Find it at your library!

Girl at War is the story of Ana Juric, who is ten years old when war overcomes her hometown of Zagreb, Croatia. The encroachment of violence and fear into her everyday life is hard for Ana to comprehend—she's used to freedom, playing with her friend Luka and running errands for her parents on her bike. But the war changes everything for Ana and her family.

Ten years later, as a college student in New York, Ana has tried to block out her past and make a normal life for herself. Over time her accent has faded, and her friends have no idea she wasn't born in New Jersey. Painful memories linger, however, and Ana won't be able to ignore them forever.

The narrative skips back and forth between these two periods in Ana's life. While the scenes of Ana's childhood, her experiences in the war, are searing and expertly written, I found the sections in which she has to come to terms with those memories and assimilate them into her settled new life even more compelling. Because of the damage she's suffered, she can't quite engage with her loved ones as fully as they would like, though it's not from lack of trying. Ana seemed immediately real to me, her stop-and-start attempts at forming bonds with other people heartbreaking and inspiring at the same time.

What's also striking to me about Girl at War is how recent its events are. Everything that occurs in the book happened during my lifetime—the Yugoslavian Civil War, the destruction of the World Trade Center—and there's something jarring (to this sheltered American, anyway) about a war narrative set in such recognizable times. I've read plenty of WWII novels (haven't we all?), but none that affected me so personally. No book set in the 1940s prompts me to wonder where I was or what I was doing while the characters suffered horrible, wrenching fates. Girl at War made me ask this and quite a few other uncomfortable questions of myself.

Find it at your library!

Sixteen-year-old Darrow is a Helldiver—he spends his life underground, drilling for precious substances that will allow the surface of his planet Mars to be terraformed. Life for him and the other Reds is short and brutal, but not entirely without beauty. Darrow and his wife Eo work hard because they know it's an honor to prepare the planet for all the people who will come after them. 

Except the terraforming is already complete, and has been for years. Darrow discovers that the Reds have been lied to and used as slaves to make a life of paradise possible for the higher color castes. Eo believes they should fight against the Golds who control them, but that decision costs her her life. With his wife dead, Darrow takes up the cause and swears to avenge Eo and free the Reds.

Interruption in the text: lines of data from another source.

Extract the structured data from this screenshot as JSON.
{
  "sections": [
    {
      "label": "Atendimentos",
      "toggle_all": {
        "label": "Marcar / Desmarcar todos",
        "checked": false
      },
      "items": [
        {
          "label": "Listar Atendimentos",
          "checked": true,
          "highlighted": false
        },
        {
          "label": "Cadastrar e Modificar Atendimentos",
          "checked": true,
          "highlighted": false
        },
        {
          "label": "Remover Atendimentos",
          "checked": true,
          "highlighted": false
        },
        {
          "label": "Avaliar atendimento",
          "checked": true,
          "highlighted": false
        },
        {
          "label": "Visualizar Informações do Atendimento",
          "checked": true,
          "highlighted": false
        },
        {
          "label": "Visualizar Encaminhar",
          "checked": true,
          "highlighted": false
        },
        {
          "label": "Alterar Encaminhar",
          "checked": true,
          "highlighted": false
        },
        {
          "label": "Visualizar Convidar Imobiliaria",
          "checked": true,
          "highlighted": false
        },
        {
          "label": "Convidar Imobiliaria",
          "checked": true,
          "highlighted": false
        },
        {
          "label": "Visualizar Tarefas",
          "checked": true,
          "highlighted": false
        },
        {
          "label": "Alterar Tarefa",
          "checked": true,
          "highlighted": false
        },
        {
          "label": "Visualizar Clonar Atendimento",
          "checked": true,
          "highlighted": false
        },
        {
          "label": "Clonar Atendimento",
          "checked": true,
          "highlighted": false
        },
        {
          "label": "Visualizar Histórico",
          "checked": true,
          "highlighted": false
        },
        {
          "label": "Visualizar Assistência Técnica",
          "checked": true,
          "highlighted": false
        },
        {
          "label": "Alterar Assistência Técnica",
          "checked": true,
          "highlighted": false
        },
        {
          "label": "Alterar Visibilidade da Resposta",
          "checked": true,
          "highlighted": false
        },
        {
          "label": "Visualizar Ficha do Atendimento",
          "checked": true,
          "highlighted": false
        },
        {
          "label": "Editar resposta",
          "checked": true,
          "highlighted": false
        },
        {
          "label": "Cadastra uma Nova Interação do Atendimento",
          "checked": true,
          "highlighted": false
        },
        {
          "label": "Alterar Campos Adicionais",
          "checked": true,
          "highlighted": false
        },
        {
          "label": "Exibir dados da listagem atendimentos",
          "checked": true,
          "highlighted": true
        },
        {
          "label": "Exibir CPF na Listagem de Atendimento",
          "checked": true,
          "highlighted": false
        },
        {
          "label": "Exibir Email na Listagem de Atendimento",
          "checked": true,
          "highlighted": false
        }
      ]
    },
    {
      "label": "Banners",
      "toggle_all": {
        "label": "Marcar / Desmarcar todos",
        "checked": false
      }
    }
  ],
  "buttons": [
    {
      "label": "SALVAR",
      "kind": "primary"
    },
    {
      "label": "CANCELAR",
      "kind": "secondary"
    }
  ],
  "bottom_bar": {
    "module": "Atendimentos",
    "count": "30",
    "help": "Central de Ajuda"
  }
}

It won't be easy. Darrow has to become a Gold, so that he can walk among them undetected and initiate the rebellion from within. Once he is transformed, he must be tested as all young Golds are tested—in a battle of wits, strength, cunning, and sheer brutality against the best the Golds have to offer.

Making the comparison between Red Rising and The Hunger Games is inevitable: both center around a group of kids put into a controlled environment and ordered to assert their dominance over each other. However, as I read Red Rising, it reminded me even more strongly of a different book: Ender's Game by Orson Scott Card.

Brown's main character Darrow may not be as young as Ender, but they are each savants in their way, and as a result extremely confident. They're both manipulated to a staggering degree by powerful adults who run society, and they're equally determined to defeat those who have controlled them. Both narratives spend a lot of time on how the young heroes can convince their peers to follow them and do their bidding. Along the way there are plenty of intense fight scenes—in fact, there's a lot more fighting and talking about fighting than emotion here. I would have liked to see a bit more range of feeling beyond just rage, blind rage, and all-consuming rage. It seems that when Darrow's wife dies, all his tenderness dies with her. Understandable perhaps, but it made for a flatter and less relatable central character.

Minor quibbles aside, if you enjoy Red Rising, Ender's Game should be on your list as well. You can see my recommendation for it here. It also goes without saying that Red Rising fits in perfectly with the books on our Summer of Sci-Fi list, so if you've enjoyed the books in our Challenge so far, Red Rising is not to be missed. And finally, Brown has two more books slated for future release that will complete the Red Rising trilogy—Golden Son is scheduled for publication in 2015.